We’ve all gotten used to using filters and camera apps on our smartphones to produce interesting photography for our social-media lives. But if you’ve still got a separate stand-alone camera and are only using it in its Automatic setting (where you just snap the photo and go with minimal fuss), you may be missing out on some handy built-in shooting and exposure modes that can give your photos more zing when you actually take them.
Most decent point-and-shoot models have these modes, which you can usually find on a dial or in a menu in the camera’s controls. On the dial at the top of your camera, you may find settings for Shutter Priority, Aperture Priority, Manual and whatnot. There may also be a dial setting to take you into Scene Mode — or you may find that in one of the camera’s menus. The scene modes have names like Portrait, Landscape, Sports, Macro, Night and so on. The names typically refer to the type of photo you’re trying to take, and the camera’s settings are adjusted accordingly.
Take Portrait mode, the one you would use when you’re trying to capture an image of someone in the middle of the frame. In most cases, switching to Portrait mode will have the camera switch to a large aperture to narrow the depth of field — which means your subject is nicely in focus and commanding attention, but the background and any distracting elements are blurred.
Other modes adjust the flash, shutter speed, exposure settings and more to capture the gist of the situation.
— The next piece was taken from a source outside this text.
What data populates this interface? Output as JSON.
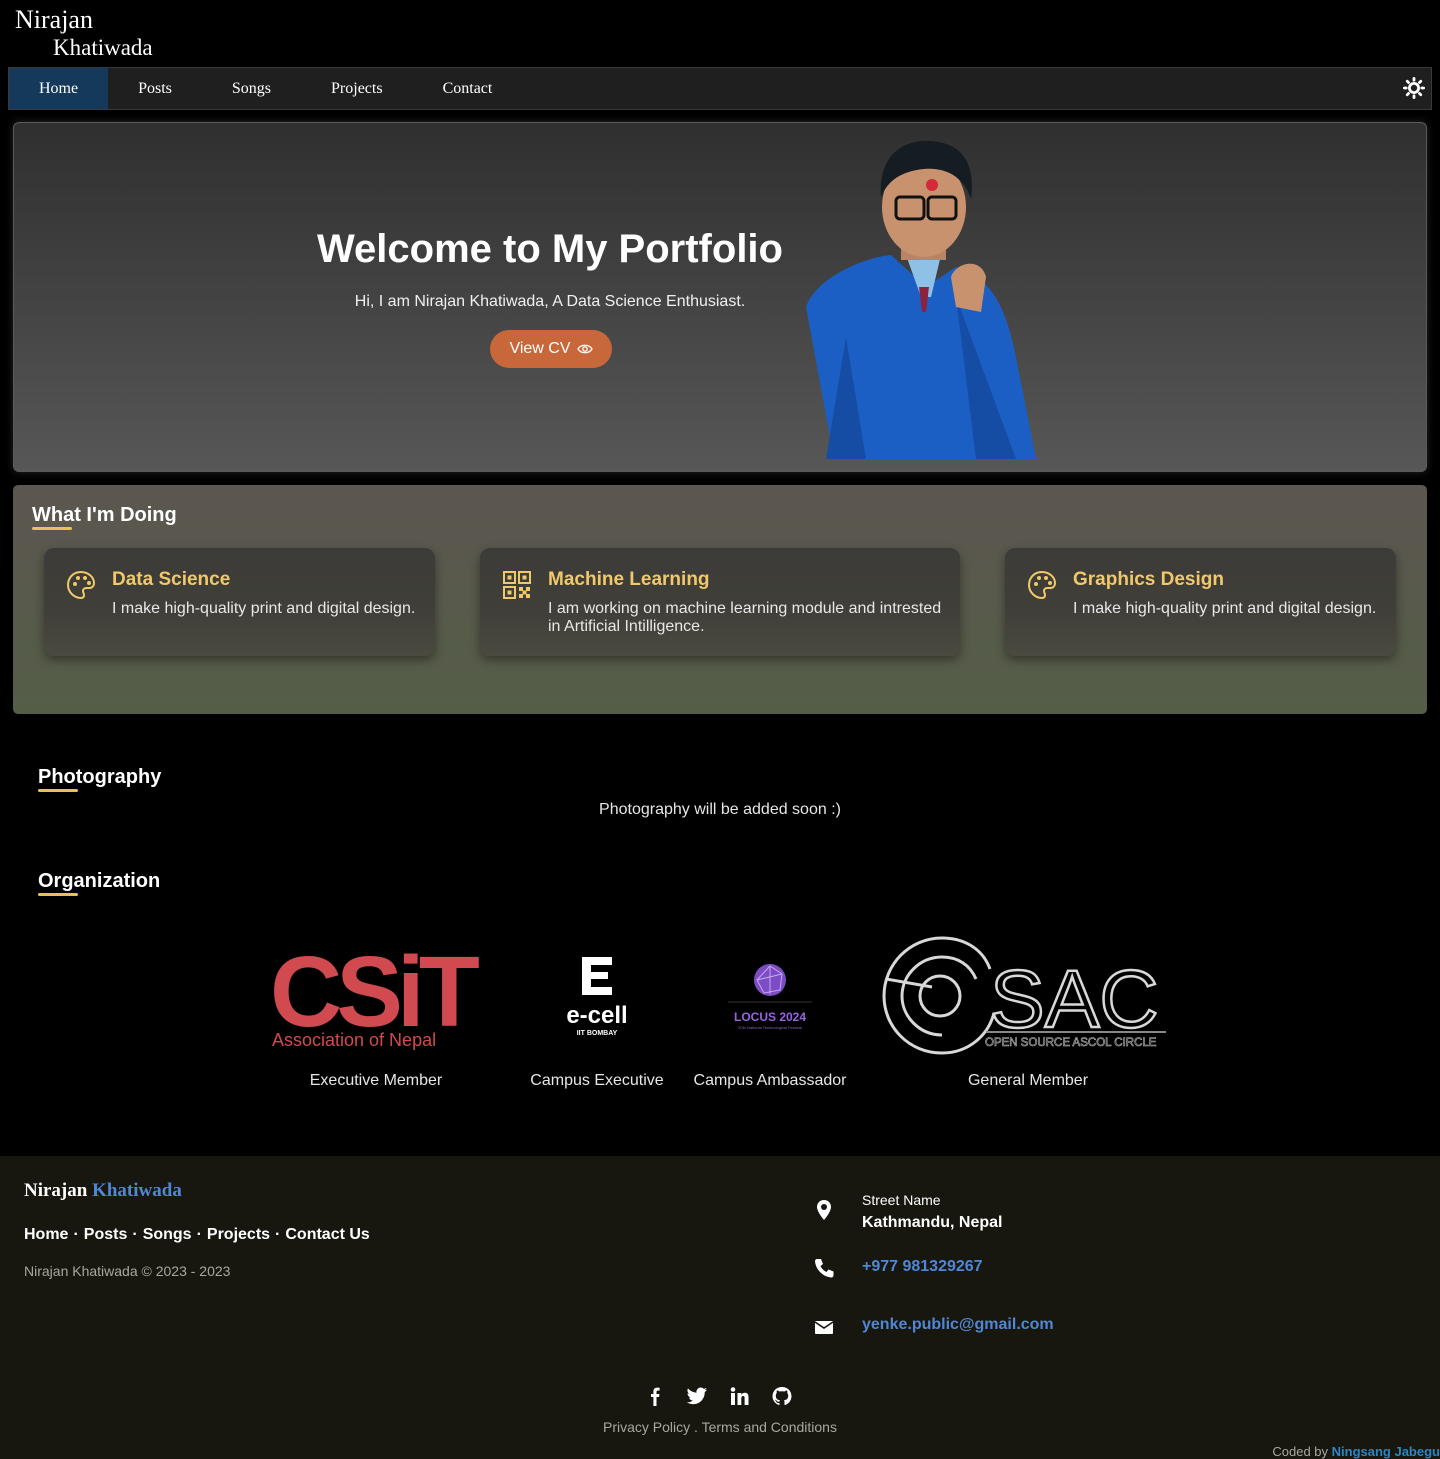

Sports mode, for example, kicks up the shutter speed to capture more of the action in focus.
Your camera’s instruction manual should have a full explanation of the settings and shooting modes your model offers. (Some of the better cameras even have an automatic setting that picks the scene mode for you based on the shooting conditions it senses.) If you’ve chucked or lost your manual, worry not.
You can usually find copies:
• On the manufacturer’s website. Look for a PDF download — Canon, Nikon, Sony and others usually have them posted.
• In the app store you use with your mobile device. You might luck into a free electronic version or manual viewer.
• Around the Web. The comprehensive ManualsOnline.com quite possibly may have your model’s guidebook.
Or, you could do what many nerds do: Just fiddle around and press buttons until you get the machine to do what you want.